(Stored dataset items)
════════

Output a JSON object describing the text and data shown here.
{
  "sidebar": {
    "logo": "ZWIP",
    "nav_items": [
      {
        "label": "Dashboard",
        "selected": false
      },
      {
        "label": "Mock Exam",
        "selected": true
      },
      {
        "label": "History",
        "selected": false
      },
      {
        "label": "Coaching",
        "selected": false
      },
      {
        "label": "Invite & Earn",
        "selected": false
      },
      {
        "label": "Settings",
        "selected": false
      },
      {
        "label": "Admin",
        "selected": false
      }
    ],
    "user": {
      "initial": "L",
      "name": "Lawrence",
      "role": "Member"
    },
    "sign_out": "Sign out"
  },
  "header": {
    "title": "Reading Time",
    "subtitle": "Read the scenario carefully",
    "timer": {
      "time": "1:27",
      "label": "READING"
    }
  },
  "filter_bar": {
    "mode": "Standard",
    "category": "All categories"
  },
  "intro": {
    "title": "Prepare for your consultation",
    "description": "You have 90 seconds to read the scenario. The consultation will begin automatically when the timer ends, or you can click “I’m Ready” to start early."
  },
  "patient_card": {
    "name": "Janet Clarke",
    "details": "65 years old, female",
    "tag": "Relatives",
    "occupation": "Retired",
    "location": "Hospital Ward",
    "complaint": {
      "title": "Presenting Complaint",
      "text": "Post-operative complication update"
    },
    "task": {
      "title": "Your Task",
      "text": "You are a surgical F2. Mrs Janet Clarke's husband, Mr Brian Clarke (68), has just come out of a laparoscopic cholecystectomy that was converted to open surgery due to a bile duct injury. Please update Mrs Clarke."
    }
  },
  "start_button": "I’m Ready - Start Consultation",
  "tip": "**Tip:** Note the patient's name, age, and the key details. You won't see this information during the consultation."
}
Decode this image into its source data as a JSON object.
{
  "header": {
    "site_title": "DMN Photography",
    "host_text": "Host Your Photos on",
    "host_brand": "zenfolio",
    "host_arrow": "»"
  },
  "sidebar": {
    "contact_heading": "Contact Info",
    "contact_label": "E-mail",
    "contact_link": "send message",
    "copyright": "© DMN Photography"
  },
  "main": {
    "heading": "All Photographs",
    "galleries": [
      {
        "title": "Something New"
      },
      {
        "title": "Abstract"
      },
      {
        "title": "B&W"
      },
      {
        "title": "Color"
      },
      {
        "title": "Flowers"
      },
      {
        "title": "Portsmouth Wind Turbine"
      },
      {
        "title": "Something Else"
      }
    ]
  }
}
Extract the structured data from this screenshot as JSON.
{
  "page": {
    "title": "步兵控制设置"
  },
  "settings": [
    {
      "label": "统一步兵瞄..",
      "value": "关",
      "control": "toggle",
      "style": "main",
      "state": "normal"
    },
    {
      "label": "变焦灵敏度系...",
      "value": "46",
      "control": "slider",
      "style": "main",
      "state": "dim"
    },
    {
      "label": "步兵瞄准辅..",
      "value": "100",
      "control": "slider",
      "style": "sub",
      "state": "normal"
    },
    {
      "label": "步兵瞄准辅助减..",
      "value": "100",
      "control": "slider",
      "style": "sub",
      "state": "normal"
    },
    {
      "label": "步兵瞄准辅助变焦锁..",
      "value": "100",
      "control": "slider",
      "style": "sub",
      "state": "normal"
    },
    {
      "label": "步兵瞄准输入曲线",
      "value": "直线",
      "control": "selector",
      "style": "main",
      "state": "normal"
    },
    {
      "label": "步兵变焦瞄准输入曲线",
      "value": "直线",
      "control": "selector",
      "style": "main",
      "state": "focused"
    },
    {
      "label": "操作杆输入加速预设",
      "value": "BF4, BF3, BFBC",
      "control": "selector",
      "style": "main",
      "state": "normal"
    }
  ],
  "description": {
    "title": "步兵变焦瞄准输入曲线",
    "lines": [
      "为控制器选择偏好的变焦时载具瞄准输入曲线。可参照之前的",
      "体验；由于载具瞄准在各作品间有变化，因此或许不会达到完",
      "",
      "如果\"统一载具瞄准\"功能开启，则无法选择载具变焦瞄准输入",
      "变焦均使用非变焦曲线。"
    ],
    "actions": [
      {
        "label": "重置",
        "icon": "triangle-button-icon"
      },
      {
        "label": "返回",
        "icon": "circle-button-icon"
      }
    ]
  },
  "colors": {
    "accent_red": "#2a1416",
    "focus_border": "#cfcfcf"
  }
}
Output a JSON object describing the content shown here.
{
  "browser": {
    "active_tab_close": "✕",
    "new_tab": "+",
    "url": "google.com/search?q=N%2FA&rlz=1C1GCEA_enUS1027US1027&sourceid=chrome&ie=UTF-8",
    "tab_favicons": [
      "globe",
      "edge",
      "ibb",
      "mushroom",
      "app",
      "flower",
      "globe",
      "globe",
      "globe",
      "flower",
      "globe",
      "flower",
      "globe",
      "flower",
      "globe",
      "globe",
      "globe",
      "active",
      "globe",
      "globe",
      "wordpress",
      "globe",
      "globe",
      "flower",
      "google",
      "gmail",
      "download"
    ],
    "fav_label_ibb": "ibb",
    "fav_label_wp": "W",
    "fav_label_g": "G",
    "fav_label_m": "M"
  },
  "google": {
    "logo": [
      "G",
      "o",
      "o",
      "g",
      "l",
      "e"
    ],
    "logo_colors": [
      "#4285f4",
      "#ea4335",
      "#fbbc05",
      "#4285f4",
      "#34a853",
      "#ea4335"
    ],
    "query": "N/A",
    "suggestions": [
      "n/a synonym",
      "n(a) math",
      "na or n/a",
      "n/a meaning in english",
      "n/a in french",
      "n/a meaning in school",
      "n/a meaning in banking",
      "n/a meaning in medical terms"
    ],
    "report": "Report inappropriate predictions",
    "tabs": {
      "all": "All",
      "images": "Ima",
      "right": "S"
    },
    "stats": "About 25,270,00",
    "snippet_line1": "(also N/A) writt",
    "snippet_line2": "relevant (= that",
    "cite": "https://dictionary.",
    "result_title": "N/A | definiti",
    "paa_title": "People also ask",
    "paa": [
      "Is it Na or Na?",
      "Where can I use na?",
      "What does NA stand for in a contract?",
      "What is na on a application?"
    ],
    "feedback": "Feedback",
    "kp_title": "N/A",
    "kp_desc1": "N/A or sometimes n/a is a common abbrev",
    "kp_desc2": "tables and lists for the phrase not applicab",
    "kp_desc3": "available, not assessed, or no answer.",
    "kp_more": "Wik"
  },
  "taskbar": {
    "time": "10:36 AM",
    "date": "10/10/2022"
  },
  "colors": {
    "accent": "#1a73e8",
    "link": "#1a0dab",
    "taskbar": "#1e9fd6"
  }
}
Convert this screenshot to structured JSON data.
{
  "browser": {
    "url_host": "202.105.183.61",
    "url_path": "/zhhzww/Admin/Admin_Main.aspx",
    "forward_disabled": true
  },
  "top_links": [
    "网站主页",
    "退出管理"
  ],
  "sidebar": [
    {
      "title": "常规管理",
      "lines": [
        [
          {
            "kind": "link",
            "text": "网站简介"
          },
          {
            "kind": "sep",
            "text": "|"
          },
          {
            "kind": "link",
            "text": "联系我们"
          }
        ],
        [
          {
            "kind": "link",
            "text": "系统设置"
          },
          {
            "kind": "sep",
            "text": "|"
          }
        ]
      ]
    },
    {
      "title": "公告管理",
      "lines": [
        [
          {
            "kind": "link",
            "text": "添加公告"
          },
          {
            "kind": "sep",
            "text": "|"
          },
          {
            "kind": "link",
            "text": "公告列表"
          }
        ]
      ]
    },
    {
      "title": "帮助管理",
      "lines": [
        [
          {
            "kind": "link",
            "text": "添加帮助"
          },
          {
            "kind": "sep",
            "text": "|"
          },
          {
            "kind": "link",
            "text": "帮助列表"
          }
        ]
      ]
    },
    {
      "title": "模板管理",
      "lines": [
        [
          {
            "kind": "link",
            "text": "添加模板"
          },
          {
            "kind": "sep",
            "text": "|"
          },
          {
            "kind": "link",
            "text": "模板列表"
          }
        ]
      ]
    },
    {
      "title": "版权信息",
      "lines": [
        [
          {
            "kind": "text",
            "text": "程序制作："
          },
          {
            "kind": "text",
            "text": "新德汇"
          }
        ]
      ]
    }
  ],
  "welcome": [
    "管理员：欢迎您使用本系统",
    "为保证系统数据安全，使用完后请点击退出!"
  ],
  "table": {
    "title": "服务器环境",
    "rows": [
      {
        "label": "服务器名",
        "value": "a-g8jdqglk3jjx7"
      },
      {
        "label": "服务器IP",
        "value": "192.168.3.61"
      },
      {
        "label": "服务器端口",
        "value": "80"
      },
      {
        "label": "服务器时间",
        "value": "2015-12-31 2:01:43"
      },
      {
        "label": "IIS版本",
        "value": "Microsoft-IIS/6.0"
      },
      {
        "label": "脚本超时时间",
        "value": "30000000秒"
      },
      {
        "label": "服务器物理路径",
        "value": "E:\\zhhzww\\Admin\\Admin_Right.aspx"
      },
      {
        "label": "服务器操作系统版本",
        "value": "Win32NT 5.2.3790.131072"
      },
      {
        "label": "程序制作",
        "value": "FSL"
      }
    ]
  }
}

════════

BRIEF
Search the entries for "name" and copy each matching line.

REPLY
      "name": "Lawrence",
    "name": "Janet Clarke",
  "tip": "**Tip:** Note the patient's name, age, and the key details. You won't see this information during the consultation."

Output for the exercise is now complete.